After Algeria won it’s nominal independence in 1962, Ahmed Ben Bella was elected as the first president of Algeria. The new Algerian government was to become good friends to the Cubans, the Palestinians, and the ongoing liberation struggles of that time in Africa.

In an article called “Che Guevara, Cuba, and the Algerian Revolution“, Bella notes the Algerian-Cuban relationship at the time and the crucial aid provided by the Cubans at a time of a Western-backed Moroccan invasion in Algeria.

“The solidarity between us was spectacularly confirmed in October 1963, when the Tindouf campaign presented the first serious threat to the Algerian revolution.(4) Our young army, fresh from a war of liberation, had no air cover (since we didn’t have a single plane) or armored transport. It was attacked by the Moroccan armed forces on the terrain that was most unfavorable to it, where it was unable to use the only tactics it knew and had tried and tested in the liberation struggle, namely guerrilla warfare.

The vast barren expanses of desert were far from the mountains of Aures, Djurdjura, the Collo peninsula or Tlemcen, which had been its natural milieu and whose every resource and secret were familiar to it. Our enemies had decided that the momentum of Algerian revolution had to be broken before it grew too strong and carried everything in its wake.

The Egyptian president, Abdel Nasser, quickly provided us with the air cover we lacked, and Fidel Castro, Che Guevara, Rau’l Castro, and the other Cuban leaders sent us a battalion of 22 tanks and several hundred troops. They were deployed at Bedeau, south of Sidi Bel Abbes, where I inspected them, and were ready to enter into combat if the desert war continued. The tanks were fitted with infrared equipment that allowed them to be used at night. They had been delivered to Cuba by the Soviet Union on the express condition that they were not to be made available to third countries, even communist countries such as Bulgaria, in any circumstances. Despite these restrictions from Moscow, the Cubans defied all the taboos and sent their tanks to the assistance of the endangered Algerian revolution without a moment’s hesitation.

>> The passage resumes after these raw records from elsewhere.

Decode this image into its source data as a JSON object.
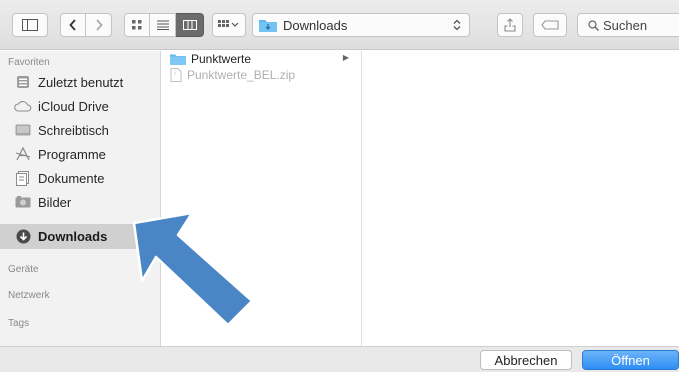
{
  "toolbar": {
    "path_folder": "Downloads",
    "search_placeholder": "Suchen"
  },
  "sidebar": {
    "favorites_title": "Favoriten",
    "items": [
      {
        "label": "Zuletzt benutzt",
        "icon": "recents-icon"
      },
      {
        "label": "iCloud Drive",
        "icon": "icloud-icon"
      },
      {
        "label": "Schreibtisch",
        "icon": "desktop-icon"
      },
      {
        "label": "Programme",
        "icon": "applications-icon"
      },
      {
        "label": "Dokumente",
        "icon": "documents-icon"
      },
      {
        "label": "Bilder",
        "icon": "pictures-icon"
      },
      {
        "label": "Downloads",
        "icon": "downloads-icon",
        "selected": true
      }
    ],
    "devices_title": "Geräte",
    "network_title": "Netzwerk",
    "tags_title": "Tags"
  },
  "browser": {
    "column1": [
      {
        "name": "Punktwerte",
        "type": "folder",
        "enabled": true
      },
      {
        "name": "Punktwerte_BEL.zip",
        "type": "zip",
        "enabled": false
      }
    ]
  },
  "buttons": {
    "cancel": "Abbrechen",
    "open": "Öffnen"
  },
  "colors": {
    "accent": "#2e8ef3",
    "annotation_arrow": "#4a86c5",
    "sidebar_selected": "#d0d0d0"
  }
}
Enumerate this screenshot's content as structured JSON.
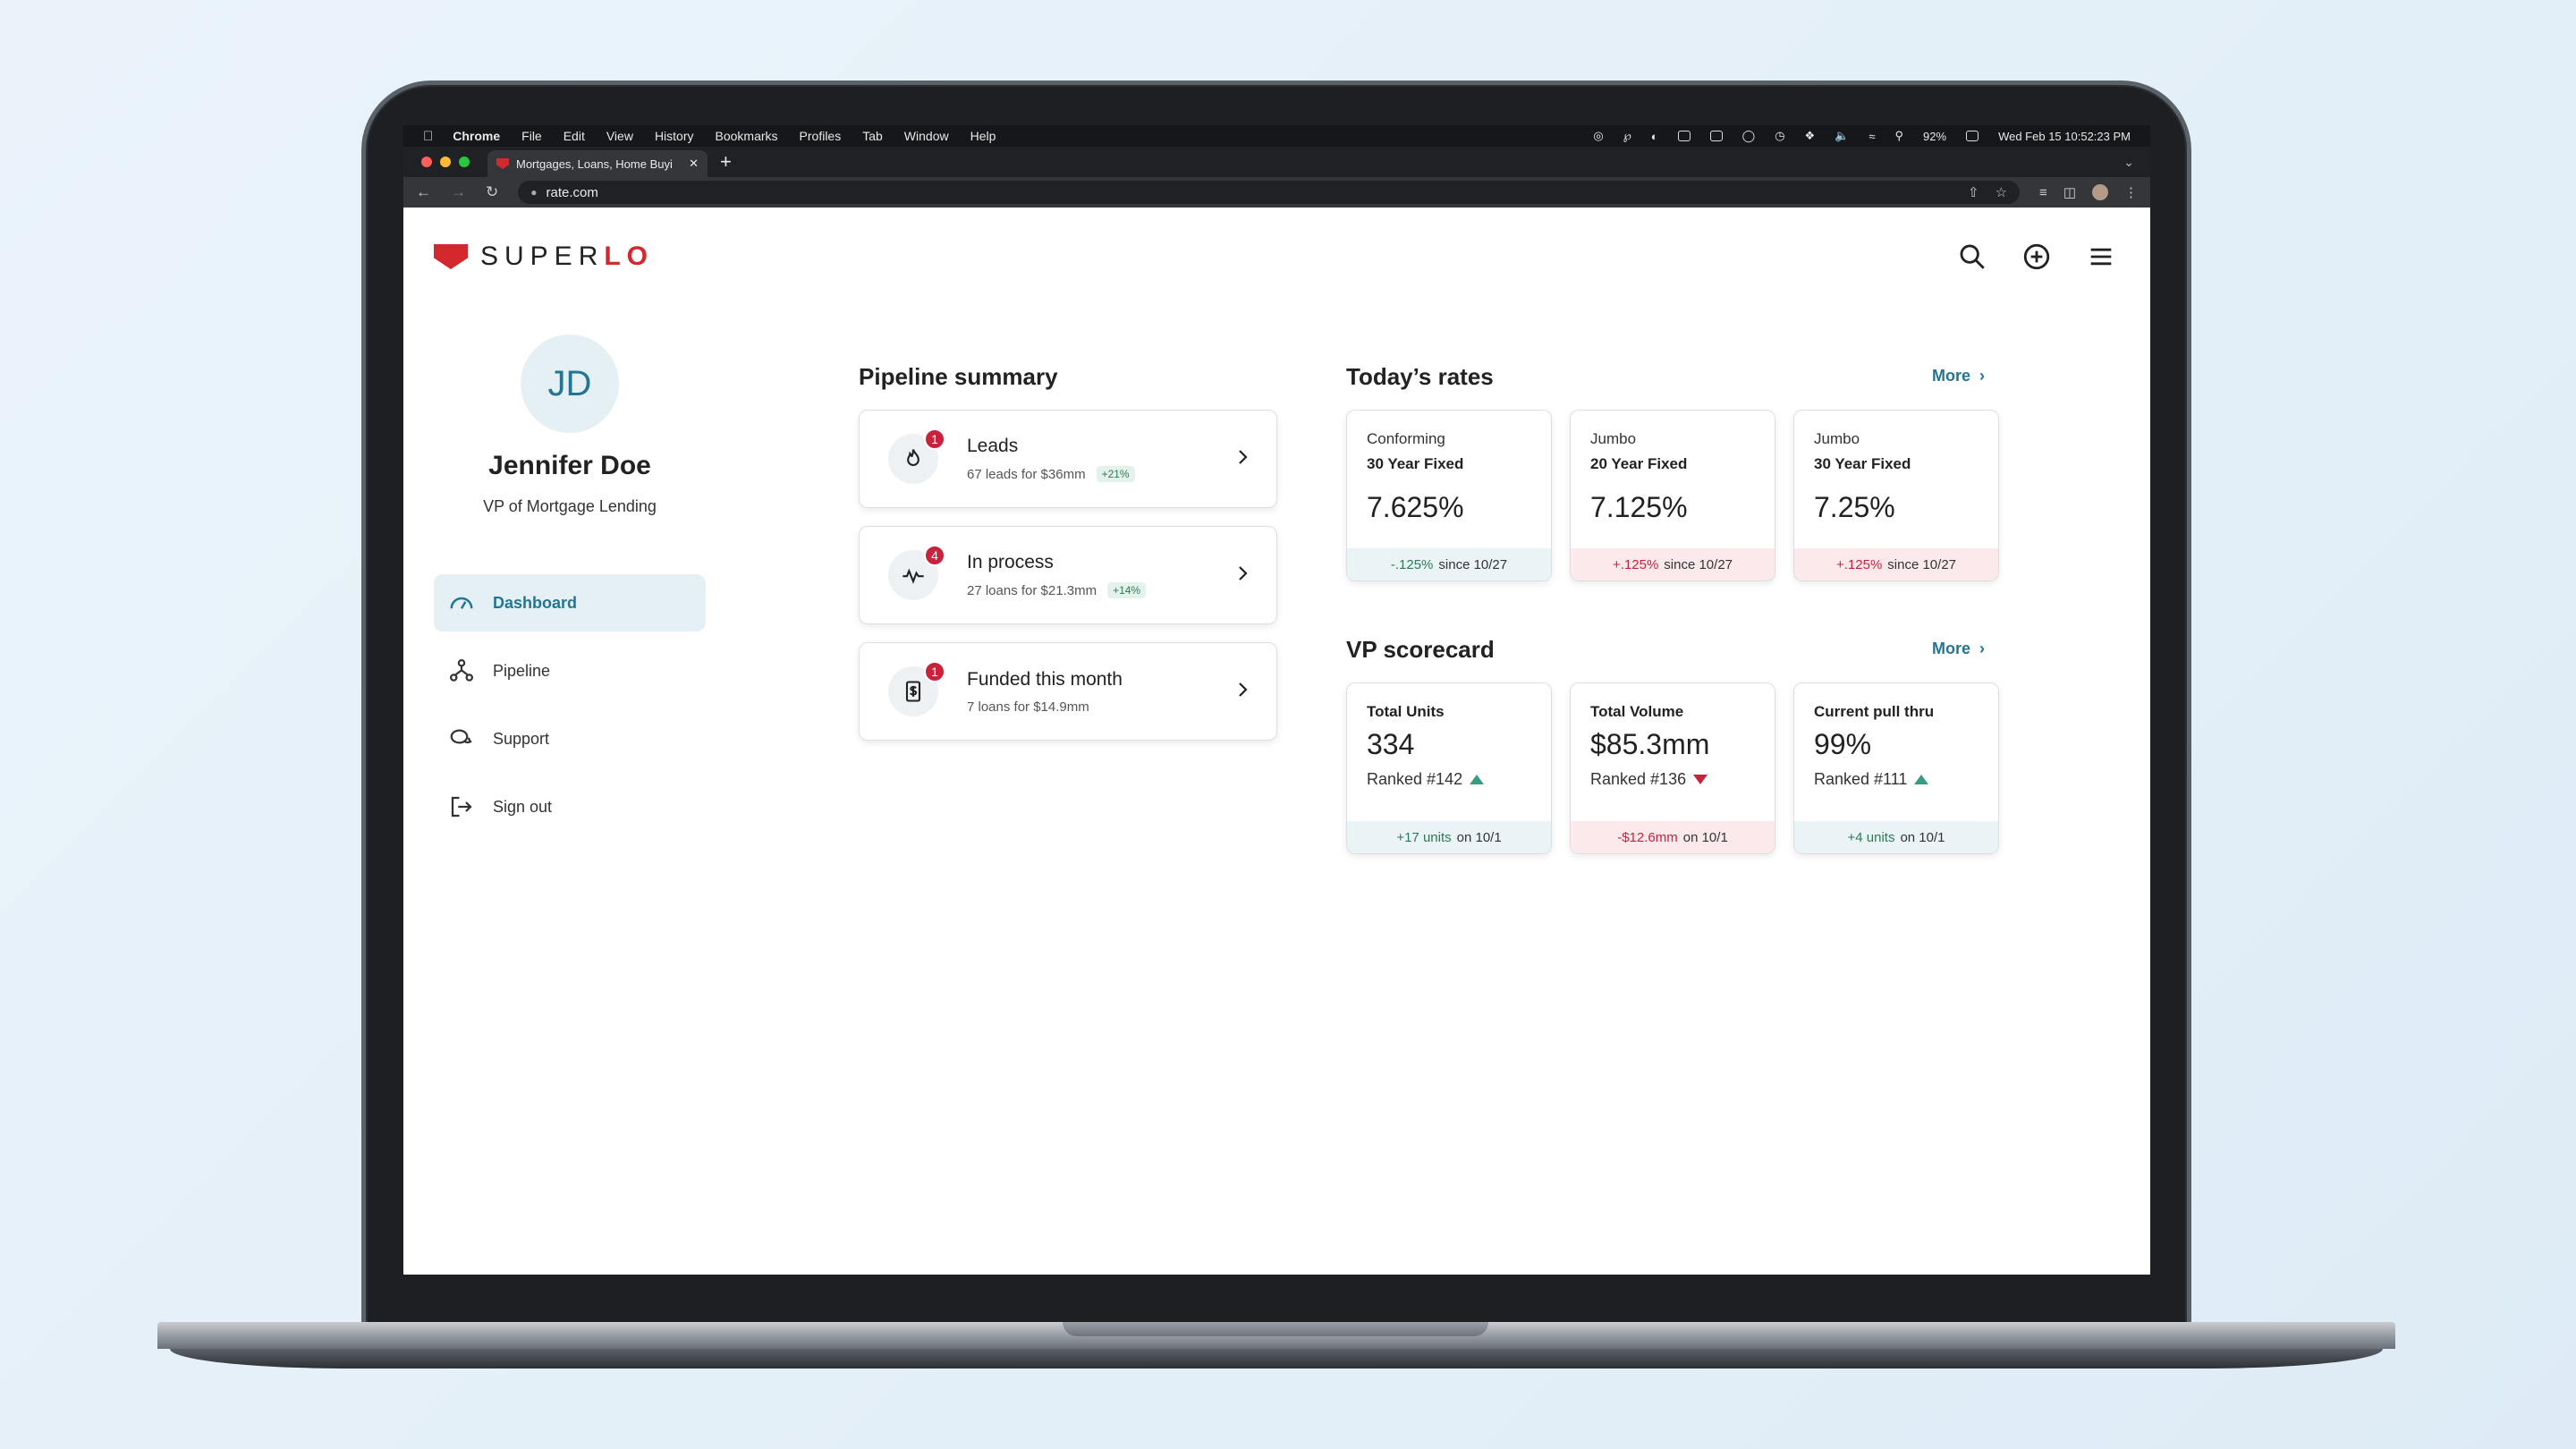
{
  "menubar": {
    "app": "Chrome",
    "items": [
      "File",
      "Edit",
      "View",
      "History",
      "Bookmarks",
      "Profiles",
      "Tab",
      "Window",
      "Help"
    ],
    "battery": "92%",
    "datetime": "Wed Feb 15  10:52:23 PM"
  },
  "browser": {
    "tab_title": "Mortgages, Loans, Home Buyi",
    "url": "rate.com"
  },
  "brand": {
    "logo_left": "SUPER",
    "logo_right": "LO",
    "accent": "#d4282f"
  },
  "profile": {
    "initials": "JD",
    "name": "Jennifer Doe",
    "title": "VP of Mortgage Lending"
  },
  "nav": {
    "items": [
      {
        "label": "Dashboard",
        "icon": "gauge-icon"
      },
      {
        "label": "Pipeline",
        "icon": "network-icon"
      },
      {
        "label": "Support",
        "icon": "chat-icon"
      },
      {
        "label": "Sign out",
        "icon": "sign-out-icon"
      }
    ]
  },
  "pipeline": {
    "title": "Pipeline summary",
    "cards": [
      {
        "label": "Leads",
        "sub": "67 leads for $36mm",
        "tag": "+21%",
        "badge": "1",
        "icon": "flame-icon"
      },
      {
        "label": "In process",
        "sub": "27 loans for $21.3mm",
        "tag": "+14%",
        "badge": "4",
        "icon": "pulse-icon"
      },
      {
        "label": "Funded this month",
        "sub": "7 loans for $14.9mm",
        "tag": "",
        "badge": "1",
        "icon": "receipt-icon"
      }
    ]
  },
  "rates": {
    "title": "Today’s rates",
    "more": "More",
    "cards": [
      {
        "category": "Conforming",
        "term": "30 Year Fixed",
        "value": "7.625%",
        "change": "-.125%",
        "since": "since 10/27",
        "direction": "down"
      },
      {
        "category": "Jumbo",
        "term": "20 Year Fixed",
        "value": "7.125%",
        "change": "+.125%",
        "since": "since 10/27",
        "direction": "up"
      },
      {
        "category": "Jumbo",
        "term": "30 Year Fixed",
        "value": "7.25%",
        "change": "+.125%",
        "since": "since 10/27",
        "direction": "up"
      }
    ]
  },
  "scorecard": {
    "title": "VP scorecard",
    "more": "More",
    "cards": [
      {
        "title": "Total Units",
        "value": "334",
        "rank": "Ranked #142",
        "trend": "up",
        "change": "+17 units",
        "on": "on 10/1"
      },
      {
        "title": "Total Volume",
        "value": "$85.3mm",
        "rank": "Ranked #136",
        "trend": "down",
        "change": "-$12.6mm",
        "on": "on 10/1"
      },
      {
        "title": "Current pull thru",
        "value": "99%",
        "rank": "Ranked #111",
        "trend": "up",
        "change": "+4 units",
        "on": "on 10/1"
      }
    ]
  }
}
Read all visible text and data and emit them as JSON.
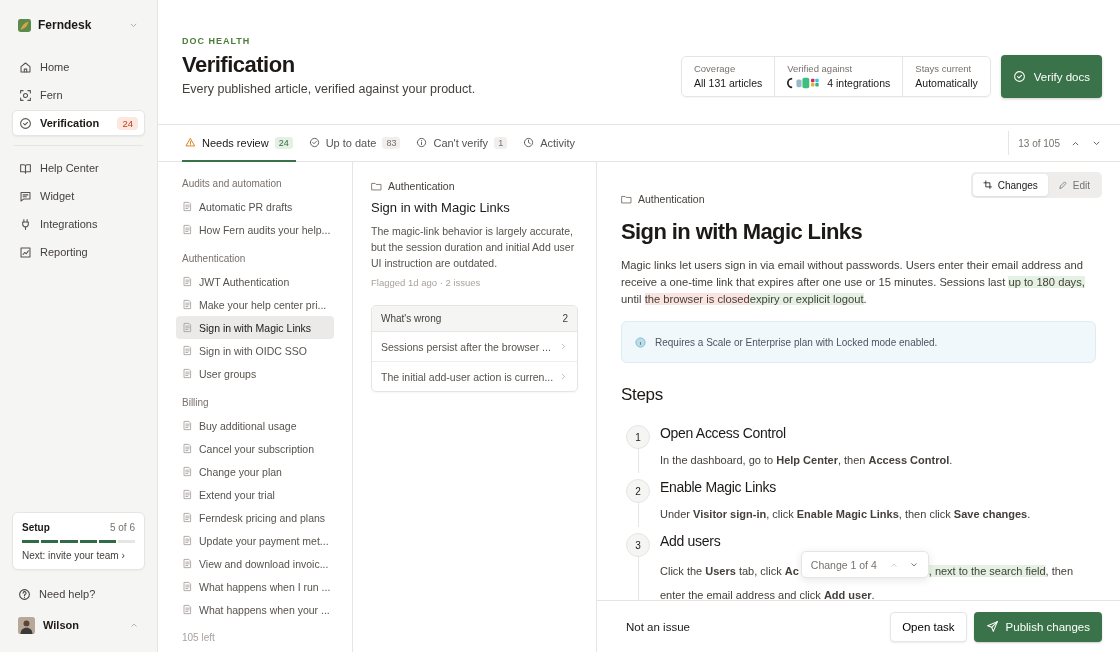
{
  "sidebar": {
    "workspace": "Ferndesk",
    "primary_nav": [
      {
        "label": "Home",
        "selected": false
      },
      {
        "label": "Fern",
        "selected": false
      },
      {
        "label": "Verification",
        "selected": true,
        "badge": "24"
      }
    ],
    "secondary_nav": [
      {
        "label": "Help Center",
        "selected": false
      },
      {
        "label": "Widget",
        "selected": false
      },
      {
        "label": "Integrations",
        "selected": false
      },
      {
        "label": "Reporting",
        "selected": false
      }
    ],
    "setup": {
      "title": "Setup",
      "count": "5 of 6",
      "level": 0.833,
      "next": "Next: invite your team",
      "arrow": "›"
    },
    "help": "Need help?",
    "user": {
      "name": "Wilson"
    }
  },
  "header": {
    "eyebrow": "DOC HEALTH",
    "title": "Verification",
    "subtitle": "Every published article, verified against your product.",
    "stats": [
      {
        "kind": "text",
        "label": "Coverage",
        "value": "All 131 articles"
      },
      {
        "kind": "integrations",
        "label": "Verified against",
        "value": "4 integrations"
      },
      {
        "kind": "text",
        "label": "Stays current",
        "value": "Automatically"
      }
    ],
    "primary_action": "Verify docs"
  },
  "tabs": [
    {
      "label": "Needs review",
      "count": "24",
      "selected": true
    },
    {
      "label": "Up to date",
      "count": "83",
      "selected": false
    },
    {
      "label": "Can't verify",
      "count": "1",
      "selected": false
    },
    {
      "label": "Activity",
      "selected": false
    }
  ],
  "pager": {
    "position": "13 of 105"
  },
  "articles": {
    "groups": [
      {
        "title": "Audits and automation",
        "items": [
          {
            "title": "Automatic PR drafts",
            "selected": false
          },
          {
            "title": "How Fern audits your help...",
            "selected": false
          }
        ]
      },
      {
        "title": "Authentication",
        "items": [
          {
            "title": "JWT Authentication",
            "selected": false
          },
          {
            "title": "Make your help center pri...",
            "selected": false
          },
          {
            "title": "Sign in with Magic Links",
            "selected": true
          },
          {
            "title": "Sign in with OIDC SSO",
            "selected": false
          },
          {
            "title": "User groups",
            "selected": false
          }
        ]
      },
      {
        "title": "Billing",
        "items": [
          {
            "title": "Buy additional usage",
            "selected": false
          },
          {
            "title": "Cancel your subscription",
            "selected": false
          },
          {
            "title": "Change your plan",
            "selected": false
          },
          {
            "title": "Extend your trial",
            "selected": false
          },
          {
            "title": "Ferndesk pricing and plans",
            "selected": false
          },
          {
            "title": "Update your payment met...",
            "selected": false
          },
          {
            "title": "View and download invoic...",
            "selected": false
          },
          {
            "title": "What happens when I run ...",
            "selected": false
          },
          {
            "title": "What happens when your ...",
            "selected": false
          }
        ]
      }
    ],
    "remaining": "105 left"
  },
  "summary": {
    "folder": "Authentication",
    "title": "Sign in with Magic Links",
    "description": "The magic-link behavior is largely accurate, but the session duration and initial Add user UI instruction are outdated.",
    "meta": "Flagged 1d ago · 2 issues",
    "issues": {
      "title": "What's wrong",
      "count": "2",
      "items": [
        "Sessions persist after the browser ...",
        "The initial add-user action is curren..."
      ]
    }
  },
  "detail": {
    "view_toggle": [
      {
        "label": "Changes",
        "selected": true
      },
      {
        "label": "Edit",
        "selected": false
      }
    ],
    "folder": "Authentication",
    "title": "Sign in with Magic Links",
    "intro": [
      {
        "kind": "plain",
        "text": "Magic links let users sign in via email without passwords. Users enter their email address and receive a one-time link that expires after one use or 15 minutes. Sessions last "
      },
      {
        "kind": "added",
        "text": "up to 180 days,"
      },
      {
        "kind": "plain",
        "text": " until "
      },
      {
        "kind": "removed",
        "text": "the browser is closed"
      },
      {
        "kind": "added",
        "text": "expiry or explicit logout"
      },
      {
        "kind": "plain",
        "text": "."
      }
    ],
    "callout": "Requires a Scale or Enterprise plan with Locked mode enabled.",
    "steps_heading": "Steps",
    "steps": [
      {
        "number": "1",
        "title": "Open Access Control",
        "body": [
          {
            "kind": "plain",
            "text": "In the dashboard, go to **Help Center**, then **Access Control**."
          }
        ]
      },
      {
        "number": "2",
        "title": "Enable Magic Links",
        "body": [
          {
            "kind": "plain",
            "text": "Under **Visitor sign-in**, click **Enable Magic Links**, then click **Save changes**."
          }
        ]
      },
      {
        "number": "3",
        "title": "Add users",
        "body": [
          {
            "kind": "plain",
            "text": "Click the **Users** tab, click **Ac**"
          }
        ],
        "change_popup": {
          "label": "Change 1 of 4"
        },
        "body_after": [
          {
            "kind": "added",
            "text": ", next to the search field"
          },
          {
            "kind": "plain",
            "text": ", then enter the email address and click **Add user**."
          }
        ]
      }
    ],
    "footer": {
      "dismiss": "Not an issue",
      "secondary": "Open task",
      "primary": "Publish changes"
    }
  }
}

The United States was clearly behind the Tindouf campaign. We knew that the helicopters transporting the Moroccan troops were piloted by Americans. The same considerations of international solidarity subsequently led the Cubans to intervene on the other side of the Atlantic, in Angola, and elsewhere.

The circumstances surrounding the arrival of the tank battalion are worth recalling since they illustrate better than any commentary the nature of our special relations with Cuba.

When I visited Cuba in 1962, Fidel Castro made a point of honoring his country’s pledge to give us two billion old French francs worth of aid.(5) Because of Cuba’s economic situation, the aid was to be provided in sugar rather than in currency. I objected, arguing that Cuba needed her sugar at that time more than we did, he would not take no for an answer.

About a year after our discussion, a ship flying the Cuban flag docked in the port of Oran. Along with the promised cargo of sugar, we were surprised to discover two dozen tanks and hundreds of Cuban soldiers sent to help us. A brief note from Rau’l Castro, scribbled on a page torn out of an exercise book, announced this act of solidarity.”

To conclude this, here is a short video tribute that I stumbled across. It’s not in English but features some great footage of Ahmed Ben Bella throughout his life.

Ahmed Ben Bella, Presente!